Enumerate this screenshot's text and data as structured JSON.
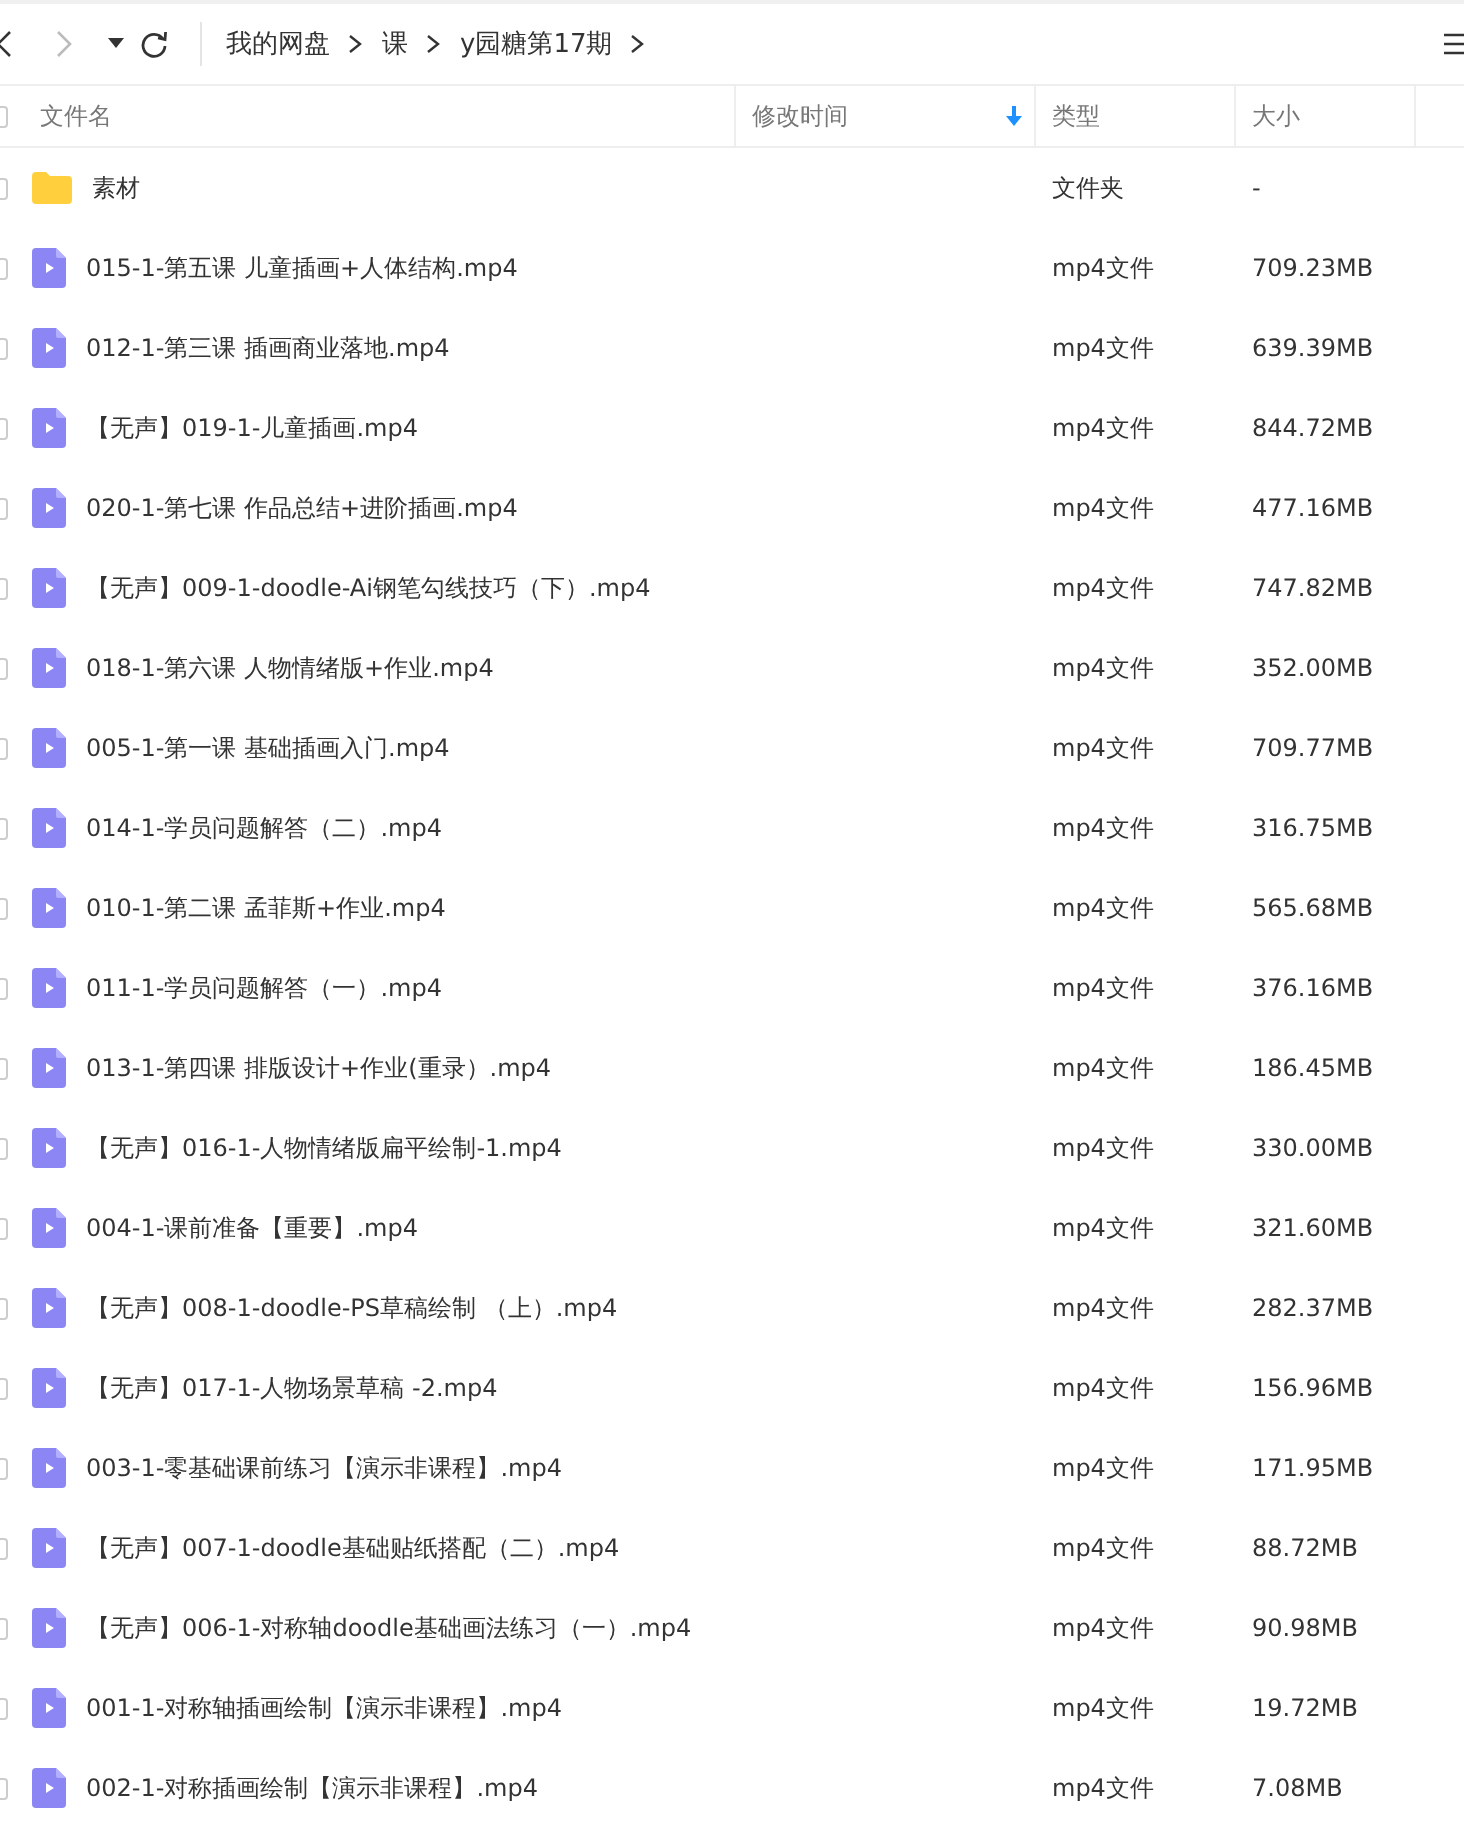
{
  "breadcrumb": [
    "我的网盘",
    "课",
    "y园糖第17期"
  ],
  "table": {
    "columns": [
      {
        "label": "文件名",
        "sorted": false
      },
      {
        "label": "修改时间",
        "sorted": true
      },
      {
        "label": "类型",
        "sorted": false
      },
      {
        "label": "大小",
        "sorted": false
      }
    ],
    "header_checked": false,
    "rows": [
      {
        "kind": "folder",
        "name": "素材",
        "type": "文件夹",
        "size": "-",
        "checked": false
      },
      {
        "kind": "video",
        "name": "015-1-第五课 儿童插画+人体结构.mp4",
        "type": "mp4文件",
        "size": "709.23MB",
        "checked": false
      },
      {
        "kind": "video",
        "name": "012-1-第三课 插画商业落地.mp4",
        "type": "mp4文件",
        "size": "639.39MB",
        "checked": false
      },
      {
        "kind": "video",
        "name": "【无声】019-1-儿童插画.mp4",
        "type": "mp4文件",
        "size": "844.72MB",
        "checked": false
      },
      {
        "kind": "video",
        "name": "020-1-第七课 作品总结+进阶插画.mp4",
        "type": "mp4文件",
        "size": "477.16MB",
        "checked": false
      },
      {
        "kind": "video",
        "name": "【无声】009-1-doodle-Ai钢笔勾线技巧（下）.mp4",
        "type": "mp4文件",
        "size": "747.82MB",
        "checked": false
      },
      {
        "kind": "video",
        "name": "018-1-第六课 人物情绪版+作业.mp4",
        "type": "mp4文件",
        "size": "352.00MB",
        "checked": false
      },
      {
        "kind": "video",
        "name": "005-1-第一课 基础插画入门.mp4",
        "type": "mp4文件",
        "size": "709.77MB",
        "checked": false
      },
      {
        "kind": "video",
        "name": "014-1-学员问题解答（二）.mp4",
        "type": "mp4文件",
        "size": "316.75MB",
        "checked": false
      },
      {
        "kind": "video",
        "name": "010-1-第二课 孟菲斯+作业.mp4",
        "type": "mp4文件",
        "size": "565.68MB",
        "checked": false
      },
      {
        "kind": "video",
        "name": "011-1-学员问题解答（一）.mp4",
        "type": "mp4文件",
        "size": "376.16MB",
        "checked": false
      },
      {
        "kind": "video",
        "name": "013-1-第四课 排版设计+作业(重录）.mp4",
        "type": "mp4文件",
        "size": "186.45MB",
        "checked": false
      },
      {
        "kind": "video",
        "name": "【无声】016-1-人物情绪版扁平绘制-1.mp4",
        "type": "mp4文件",
        "size": "330.00MB",
        "checked": false
      },
      {
        "kind": "video",
        "name": "004-1-课前准备【重要】.mp4",
        "type": "mp4文件",
        "size": "321.60MB",
        "checked": false
      },
      {
        "kind": "video",
        "name": "【无声】008-1-doodle-PS草稿绘制 （上）.mp4",
        "type": "mp4文件",
        "size": "282.37MB",
        "checked": false
      },
      {
        "kind": "video",
        "name": "【无声】017-1-人物场景草稿 -2.mp4",
        "type": "mp4文件",
        "size": "156.96MB",
        "checked": false
      },
      {
        "kind": "video",
        "name": "003-1-零基础课前练习【演示非课程】.mp4",
        "type": "mp4文件",
        "size": "171.95MB",
        "checked": false
      },
      {
        "kind": "video",
        "name": "【无声】007-1-doodle基础贴纸搭配（二）.mp4",
        "type": "mp4文件",
        "size": "88.72MB",
        "checked": false
      },
      {
        "kind": "video",
        "name": "【无声】006-1-对称轴doodle基础画法练习（一）.mp4",
        "type": "mp4文件",
        "size": "90.98MB",
        "checked": false
      },
      {
        "kind": "video",
        "name": "001-1-对称轴插画绘制【演示非课程】.mp4",
        "type": "mp4文件",
        "size": "19.72MB",
        "checked": false
      },
      {
        "kind": "video",
        "name": "002-1-对称插画绘制【演示非课程】.mp4",
        "type": "mp4文件",
        "size": "7.08MB",
        "checked": false
      }
    ]
  }
}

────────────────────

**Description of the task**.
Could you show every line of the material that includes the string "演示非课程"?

**Worked solution**.
        "name": "003-1-零基础课前练习【演示非课程】.mp4",
        "name": "001-1-对称轴插画绘制【演示非课程】.mp4",
        "name": "002-1-对称插画绘制【演示非课程】.mp4",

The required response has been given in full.